By Charlotte Matthews
Ever since I was a child holidays have hit me hard, the expectation that we take note of one particular day as particularly special in a particularly prescribed way. I'm not sure I can trace this suspicion back to a moment in time, but yesterday, Memorial day, I may have come upon it. Here is the poem I wrote. It's called You are Never The Same Twice:
Right before my parents gave up fighting and called
it quits, they went on a trip to I’m not sure where,
left us with a sitter who talked on the phone.
Right there in the front hallway, she sat in my mother’s
chair periodically switching the black receiver between
ears. I kept on trying to get her attention but it was like
she couldn’t see me, which maybe was true. But I felt like
I’d become invisible—which, at eight, is hard to forget.
The way the Lusitania—which took only 18 minutes to sink—
sticks with you once you know the story. All I can say is
it taught me lessons I could fall back on later in life.
When it was getting close for our parents to return,
my brother and I decorated the basement with red and blue
and yellow paper streamers, balloons, a welcome home banner.
We even got a cake from Giant.
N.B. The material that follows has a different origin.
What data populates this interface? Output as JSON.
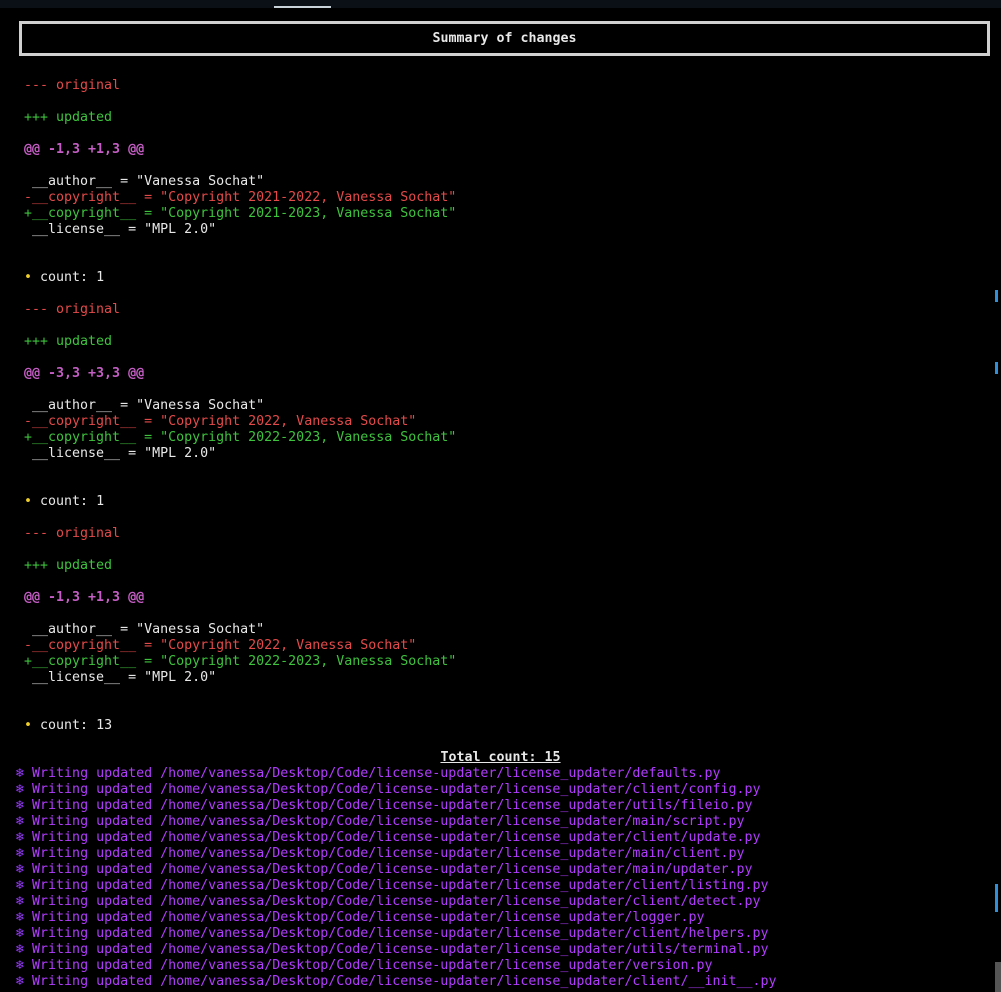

My mother came in the door,
looked at this whole party, and walked, in silence, up to her room.